## What the exercise asks
Although the entries contain pictures, copy only their text, exactly as written.

Records from a data source
Content starts
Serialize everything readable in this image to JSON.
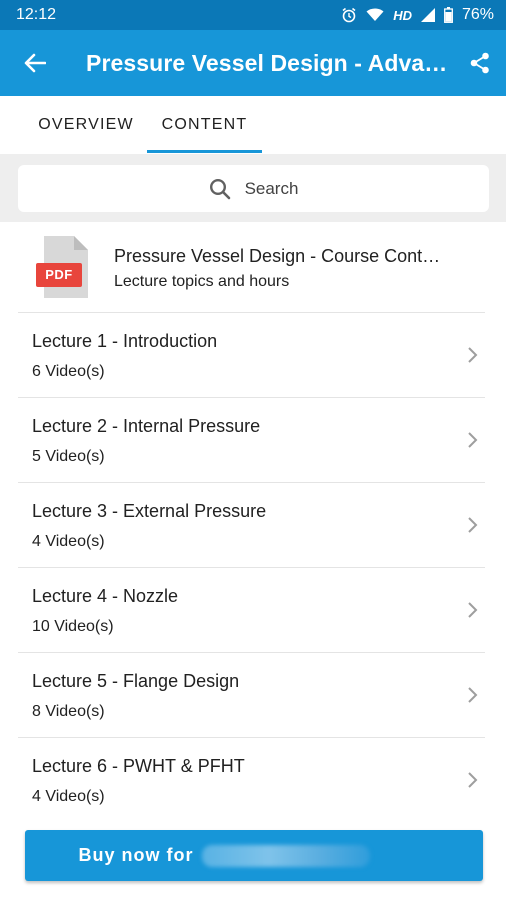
{
  "status_bar": {
    "time": "12:12",
    "network_label": "HD",
    "battery": "76%"
  },
  "app_bar": {
    "title": "Pressure Vessel Design - Advan…",
    "back_icon": "arrow-left",
    "share_icon": "share"
  },
  "tabs": [
    {
      "label": "OVERVIEW",
      "selected": false
    },
    {
      "label": "CONTENT",
      "selected": true
    }
  ],
  "search": {
    "placeholder": "Search"
  },
  "pdf_item": {
    "badge": "PDF",
    "title": "Pressure Vessel Design - Course Cont…",
    "subtitle": "Lecture topics and hours"
  },
  "lectures": [
    {
      "title": "Lecture 1 - Introduction",
      "subtitle": "6 Video(s)"
    },
    {
      "title": "Lecture 2 - Internal Pressure",
      "subtitle": "5 Video(s)"
    },
    {
      "title": "Lecture 3 - External Pressure",
      "subtitle": "4 Video(s)"
    },
    {
      "title": "Lecture 4 - Nozzle",
      "subtitle": "10 Video(s)"
    },
    {
      "title": "Lecture 5 - Flange Design",
      "subtitle": "8 Video(s)"
    },
    {
      "title": "Lecture 6 - PWHT & PFHT",
      "subtitle": "4 Video(s)"
    }
  ],
  "buy_button": {
    "label": "Buy now for"
  },
  "colors": {
    "status_bar": "#0b78b7",
    "app_bar": "#1796d8",
    "accent": "#1796d8",
    "pdf_badge": "#e8453c"
  }
}
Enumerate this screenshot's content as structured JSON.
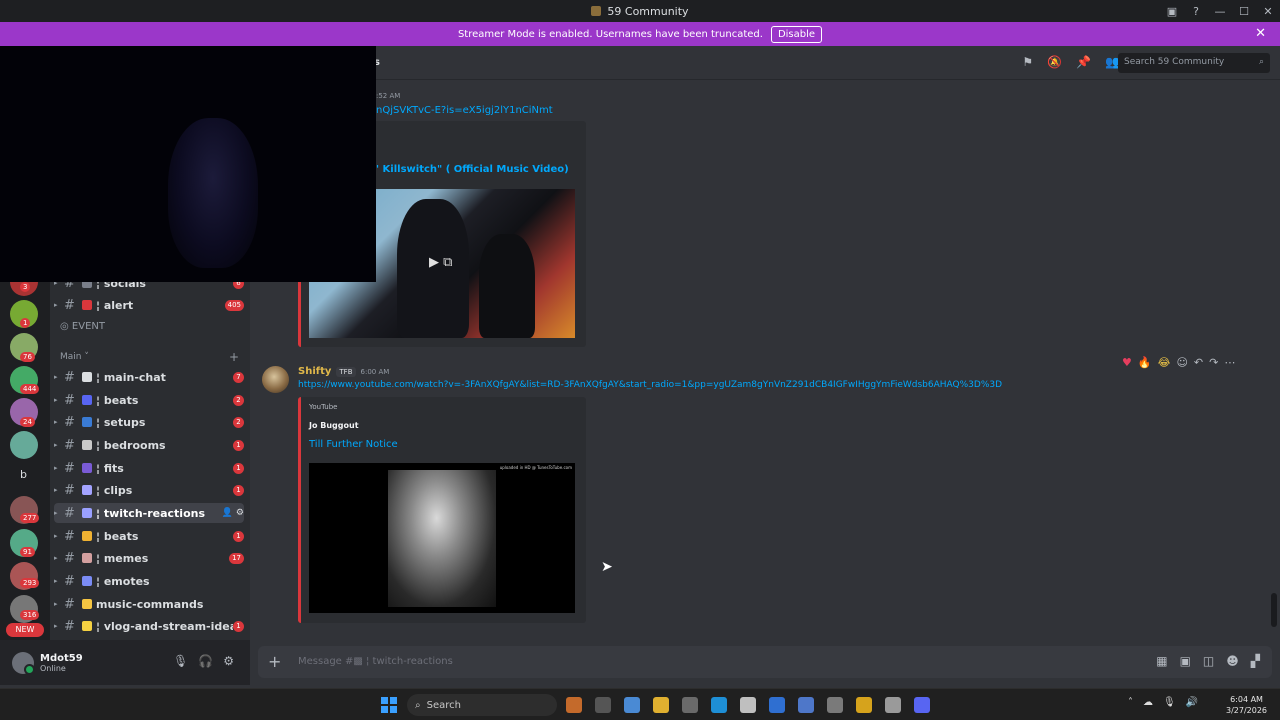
{
  "window": {
    "title": "59 Community",
    "controls": {
      "minimize": "—",
      "maximize": "☐",
      "close": "✕"
    }
  },
  "streamer_banner": {
    "text": "Streamer Mode is enabled. Usernames have been truncated.",
    "button": "Disable",
    "close": "✕"
  },
  "header": {
    "channel_fragment": "s",
    "search_placeholder": "Search 59 Community",
    "search_glyph": "⌕"
  },
  "server_rail": {
    "badges": [
      "3",
      "1",
      "76",
      "444",
      "24",
      "277",
      "91",
      "293",
      "316"
    ],
    "letter": "b",
    "new_label": "NEW",
    "colors": [
      "#a33",
      "#7a3",
      "#8a6",
      "#4a6",
      "#96a",
      "#6a9",
      "#a64",
      "#855",
      "#5a8",
      "#a55",
      "#777",
      "#6a5"
    ]
  },
  "sidebar": {
    "event_label": "EVENT",
    "category": "Main",
    "category_add": "+",
    "channels": [
      {
        "name": "¦ socials",
        "badge": "6"
      },
      {
        "name": "¦ alert",
        "badge": "405"
      },
      {
        "name": "¦ main-chat",
        "badge": "7"
      },
      {
        "name": "¦ beats",
        "badge": "2"
      },
      {
        "name": "¦ setups",
        "badge": "2"
      },
      {
        "name": "¦ bedrooms",
        "badge": "1"
      },
      {
        "name": "¦ fits",
        "badge": "1"
      },
      {
        "name": "¦ clips",
        "badge": "1"
      },
      {
        "name": "¦ twitch-reactions",
        "badge": ""
      },
      {
        "name": "¦ beats",
        "badge": "1"
      },
      {
        "name": "¦ memes",
        "badge": "17"
      },
      {
        "name": "¦ emotes",
        "badge": ""
      },
      {
        "name": "music-commands",
        "badge": ""
      },
      {
        "name": "¦ vlog-and-stream-ideas",
        "badge": "1"
      }
    ]
  },
  "user": {
    "name": "Mdot59",
    "status": "Online",
    "ctrl_mic": "🎙",
    "ctrl_headset": "🎧",
    "ctrl_settings": "⚙"
  },
  "messages": {
    "upper": {
      "time_fragment": ":52 AM",
      "link_fragment": "nQjSVKTvC-E?is=eX5igj2lY1nCiNmt",
      "embed_title_fragment": "' Killswitch\" ( Official Music Video)"
    },
    "lower": {
      "author": "Shifty",
      "tag": "TFB",
      "time": "6:00 AM",
      "link": "https://www.youtube.com/watch?v=-3FAnXQfgAY&list=RD-3FAnXQfgAY&start_radio=1&pp=ygUZam8gYnVnZ291dCB4IGFwIHggYmFieWdsb6AHAQ%3D%3D",
      "embed_provider": "YouTube",
      "embed_author": "Jo Buggout",
      "embed_title": "Till Further Notice",
      "thumb_watermark": "uploaded in HD @ TunesToTube.com"
    }
  },
  "reactions": [
    "♥",
    "🔥",
    "😂",
    "☺",
    "↶",
    "↷",
    "⋯"
  ],
  "composer": {
    "plus": "+",
    "placeholder": "Message #▩ ¦ twitch-reactions",
    "tools": [
      "▦",
      "▣",
      "◫",
      "☻",
      "▞"
    ]
  },
  "taskbar": {
    "search_label": "Search",
    "clock_time": "6:04 AM",
    "clock_date": "3/27/2026",
    "tray": [
      "˄",
      "☁",
      "🎙",
      "🔊"
    ],
    "app_colors": [
      "#c46a2b",
      "#555",
      "#4a8ad4",
      "#e0b030",
      "#6a6a6a",
      "#1e8fd6",
      "#bfbfbf",
      "#2f6fd1",
      "#4e77c9",
      "#7a7a7a",
      "#d6a31c",
      "#9a9a9a",
      "#5865f2"
    ]
  }
}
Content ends
## Solution to the problem
Serialize everything readable in this image to JSON.
{
  "status_bar": {
    "time": "12:12",
    "network_label": "HD",
    "battery": "76%"
  },
  "app_bar": {
    "title": "Pressure Vessel Design - Advan…",
    "back_icon": "arrow-left",
    "share_icon": "share"
  },
  "tabs": [
    {
      "label": "OVERVIEW",
      "selected": false
    },
    {
      "label": "CONTENT",
      "selected": true
    }
  ],
  "search": {
    "placeholder": "Search"
  },
  "pdf_item": {
    "badge": "PDF",
    "title": "Pressure Vessel Design - Course Cont…",
    "subtitle": "Lecture topics and hours"
  },
  "lectures": [
    {
      "title": "Lecture 1 - Introduction",
      "subtitle": "6 Video(s)"
    },
    {
      "title": "Lecture 2 - Internal Pressure",
      "subtitle": "5 Video(s)"
    },
    {
      "title": "Lecture 3 - External Pressure",
      "subtitle": "4 Video(s)"
    },
    {
      "title": "Lecture 4 - Nozzle",
      "subtitle": "10 Video(s)"
    },
    {
      "title": "Lecture 5 - Flange Design",
      "subtitle": "8 Video(s)"
    },
    {
      "title": "Lecture 6 - PWHT & PFHT",
      "subtitle": "4 Video(s)"
    }
  ],
  "buy_button": {
    "label": "Buy now for"
  },
  "colors": {
    "status_bar": "#0b78b7",
    "app_bar": "#1796d8",
    "accent": "#1796d8",
    "pdf_badge": "#e8453c"
  }
}
Enumerate this screenshot's content as structured JSON.
{
  "window": {
    "title": "59 Community",
    "controls": {
      "minimize": "—",
      "maximize": "☐",
      "close": "✕"
    }
  },
  "streamer_banner": {
    "text": "Streamer Mode is enabled. Usernames have been truncated.",
    "button": "Disable",
    "close": "✕"
  },
  "header": {
    "channel_fragment": "s",
    "search_placeholder": "Search 59 Community",
    "search_glyph": "⌕"
  },
  "server_rail": {
    "badges": [
      "3",
      "1",
      "76",
      "444",
      "24",
      "277",
      "91",
      "293",
      "316"
    ],
    "letter": "b",
    "new_label": "NEW",
    "colors": [
      "#a33",
      "#7a3",
      "#8a6",
      "#4a6",
      "#96a",
      "#6a9",
      "#a64",
      "#855",
      "#5a8",
      "#a55",
      "#777",
      "#6a5"
    ]
  },
  "sidebar": {
    "event_label": "EVENT",
    "category": "Main",
    "category_add": "+",
    "channels": [
      {
        "name": "¦ socials",
        "badge": "6"
      },
      {
        "name": "¦ alert",
        "badge": "405"
      },
      {
        "name": "¦ main-chat",
        "badge": "7"
      },
      {
        "name": "¦ beats",
        "badge": "2"
      },
      {
        "name": "¦ setups",
        "badge": "2"
      },
      {
        "name": "¦ bedrooms",
        "badge": "1"
      },
      {
        "name": "¦ fits",
        "badge": "1"
      },
      {
        "name": "¦ clips",
        "badge": "1"
      },
      {
        "name": "¦ twitch-reactions",
        "badge": ""
      },
      {
        "name": "¦ beats",
        "badge": "1"
      },
      {
        "name": "¦ memes",
        "badge": "17"
      },
      {
        "name": "¦ emotes",
        "badge": ""
      },
      {
        "name": "music-commands",
        "badge": ""
      },
      {
        "name": "¦ vlog-and-stream-ideas",
        "badge": "1"
      }
    ]
  },
  "user": {
    "name": "Mdot59",
    "status": "Online",
    "ctrl_mic": "🎙",
    "ctrl_headset": "🎧",
    "ctrl_settings": "⚙"
  },
  "messages": {
    "upper": {
      "time_fragment": ":52 AM",
      "link_fragment": "nQjSVKTvC-E?is=eX5igj2lY1nCiNmt",
      "embed_title_fragment": "' Killswitch\" ( Official Music Video)"
    },
    "lower": {
      "author": "Shifty",
      "tag": "TFB",
      "time": "6:00 AM",
      "link": "https://www.youtube.com/watch?v=-3FAnXQfgAY&list=RD-3FAnXQfgAY&start_radio=1&pp=ygUZam8gYnVnZ291dCB4IGFwIHggYmFieWdsb6AHAQ%3D%3D",
      "embed_provider": "YouTube",
      "embed_author": "Jo Buggout",
      "embed_title": "Till Further Notice",
      "thumb_watermark": "uploaded in HD @ TunesToTube.com"
    }
  },
  "reactions": [
    "♥",
    "🔥",
    "😂",
    "☺",
    "↶",
    "↷",
    "⋯"
  ],
  "composer": {
    "plus": "+",
    "placeholder": "Message #▩ ¦ twitch-reactions",
    "tools": [
      "▦",
      "▣",
      "◫",
      "☻",
      "▞"
    ]
  },
  "taskbar": {
    "search_label": "Search",
    "clock_time": "6:04 AM",
    "clock_date": "3/27/2026",
    "tray": [
      "˄",
      "☁",
      "🎙",
      "🔊"
    ],
    "app_colors": [
      "#c46a2b",
      "#555",
      "#4a8ad4",
      "#e0b030",
      "#6a6a6a",
      "#1e8fd6",
      "#bfbfbf",
      "#2f6fd1",
      "#4e77c9",
      "#7a7a7a",
      "#d6a31c",
      "#9a9a9a",
      "#5865f2"
    ]
  }
}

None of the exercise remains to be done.